-- Opening Marker --

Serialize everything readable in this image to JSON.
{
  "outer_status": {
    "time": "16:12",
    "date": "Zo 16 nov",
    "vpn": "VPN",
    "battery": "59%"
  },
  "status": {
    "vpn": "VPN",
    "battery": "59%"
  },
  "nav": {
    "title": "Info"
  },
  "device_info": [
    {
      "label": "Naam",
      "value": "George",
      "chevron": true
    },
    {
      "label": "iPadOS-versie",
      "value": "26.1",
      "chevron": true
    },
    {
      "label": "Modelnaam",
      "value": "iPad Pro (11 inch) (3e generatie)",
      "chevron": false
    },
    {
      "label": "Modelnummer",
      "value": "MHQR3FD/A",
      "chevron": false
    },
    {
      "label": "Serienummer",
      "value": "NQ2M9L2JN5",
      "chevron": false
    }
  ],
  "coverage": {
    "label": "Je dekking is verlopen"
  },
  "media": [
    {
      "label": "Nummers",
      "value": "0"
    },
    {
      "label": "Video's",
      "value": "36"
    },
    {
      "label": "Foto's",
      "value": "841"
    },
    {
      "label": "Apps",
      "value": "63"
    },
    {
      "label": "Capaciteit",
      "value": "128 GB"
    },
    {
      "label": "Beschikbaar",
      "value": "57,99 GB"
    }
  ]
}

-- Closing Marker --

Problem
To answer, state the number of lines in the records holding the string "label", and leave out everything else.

Answer to the exercise
12